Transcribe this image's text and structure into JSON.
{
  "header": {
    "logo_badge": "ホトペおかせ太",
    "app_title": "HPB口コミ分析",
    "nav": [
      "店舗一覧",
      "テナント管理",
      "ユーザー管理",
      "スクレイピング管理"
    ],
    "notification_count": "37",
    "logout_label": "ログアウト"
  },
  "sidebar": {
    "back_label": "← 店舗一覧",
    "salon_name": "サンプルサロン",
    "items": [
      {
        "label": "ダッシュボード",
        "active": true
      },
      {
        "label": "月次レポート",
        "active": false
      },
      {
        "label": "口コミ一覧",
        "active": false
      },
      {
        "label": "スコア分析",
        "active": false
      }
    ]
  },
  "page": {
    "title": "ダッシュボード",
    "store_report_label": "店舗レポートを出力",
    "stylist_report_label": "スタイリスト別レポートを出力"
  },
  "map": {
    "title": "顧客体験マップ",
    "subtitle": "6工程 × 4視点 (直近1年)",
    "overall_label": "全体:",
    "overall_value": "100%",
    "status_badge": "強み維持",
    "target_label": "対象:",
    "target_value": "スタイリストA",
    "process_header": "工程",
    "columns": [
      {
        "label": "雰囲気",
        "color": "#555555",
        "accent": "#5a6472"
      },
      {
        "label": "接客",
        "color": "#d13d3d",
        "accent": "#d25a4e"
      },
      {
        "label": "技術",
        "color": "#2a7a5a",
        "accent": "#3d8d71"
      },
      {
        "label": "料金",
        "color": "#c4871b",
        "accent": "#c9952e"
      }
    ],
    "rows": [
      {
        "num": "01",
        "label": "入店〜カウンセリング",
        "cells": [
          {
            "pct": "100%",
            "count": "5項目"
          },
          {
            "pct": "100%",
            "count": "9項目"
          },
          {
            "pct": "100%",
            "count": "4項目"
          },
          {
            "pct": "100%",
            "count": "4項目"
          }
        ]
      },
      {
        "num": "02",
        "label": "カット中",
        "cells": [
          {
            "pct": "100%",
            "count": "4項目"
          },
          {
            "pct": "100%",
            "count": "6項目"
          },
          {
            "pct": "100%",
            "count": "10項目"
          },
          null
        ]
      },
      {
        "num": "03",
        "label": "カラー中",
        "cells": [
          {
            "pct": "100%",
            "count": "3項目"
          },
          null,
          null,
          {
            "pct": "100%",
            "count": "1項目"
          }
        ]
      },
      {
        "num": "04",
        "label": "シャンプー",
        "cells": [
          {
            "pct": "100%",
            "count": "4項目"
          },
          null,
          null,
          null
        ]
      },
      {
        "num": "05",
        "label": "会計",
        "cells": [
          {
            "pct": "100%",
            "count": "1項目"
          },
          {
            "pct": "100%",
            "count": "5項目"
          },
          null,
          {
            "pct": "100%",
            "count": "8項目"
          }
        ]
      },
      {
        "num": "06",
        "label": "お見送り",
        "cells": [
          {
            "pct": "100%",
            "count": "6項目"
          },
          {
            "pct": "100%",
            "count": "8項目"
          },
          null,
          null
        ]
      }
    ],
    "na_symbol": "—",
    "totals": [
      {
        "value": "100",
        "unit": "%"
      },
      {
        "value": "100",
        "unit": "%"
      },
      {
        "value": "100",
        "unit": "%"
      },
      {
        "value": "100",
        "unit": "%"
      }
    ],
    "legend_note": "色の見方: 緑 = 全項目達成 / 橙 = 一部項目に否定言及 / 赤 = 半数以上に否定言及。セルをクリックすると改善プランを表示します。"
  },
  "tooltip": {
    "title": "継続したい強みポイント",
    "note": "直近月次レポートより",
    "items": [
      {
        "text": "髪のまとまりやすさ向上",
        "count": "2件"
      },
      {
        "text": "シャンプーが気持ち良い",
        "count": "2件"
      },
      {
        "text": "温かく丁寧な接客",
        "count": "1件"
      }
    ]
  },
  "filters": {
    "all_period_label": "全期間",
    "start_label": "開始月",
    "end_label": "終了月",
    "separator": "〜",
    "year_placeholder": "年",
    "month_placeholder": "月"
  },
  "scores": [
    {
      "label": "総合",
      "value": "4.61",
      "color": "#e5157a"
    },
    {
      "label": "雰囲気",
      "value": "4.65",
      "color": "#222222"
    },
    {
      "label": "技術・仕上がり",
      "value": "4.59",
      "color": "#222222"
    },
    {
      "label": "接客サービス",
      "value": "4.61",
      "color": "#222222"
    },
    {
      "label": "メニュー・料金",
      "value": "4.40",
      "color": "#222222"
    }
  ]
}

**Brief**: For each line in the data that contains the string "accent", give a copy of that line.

**Solution for this exercise**:
        "accent": "#5a6472"
        "accent": "#d25a4e"
        "accent": "#3d8d71"
        "accent": "#c9952e"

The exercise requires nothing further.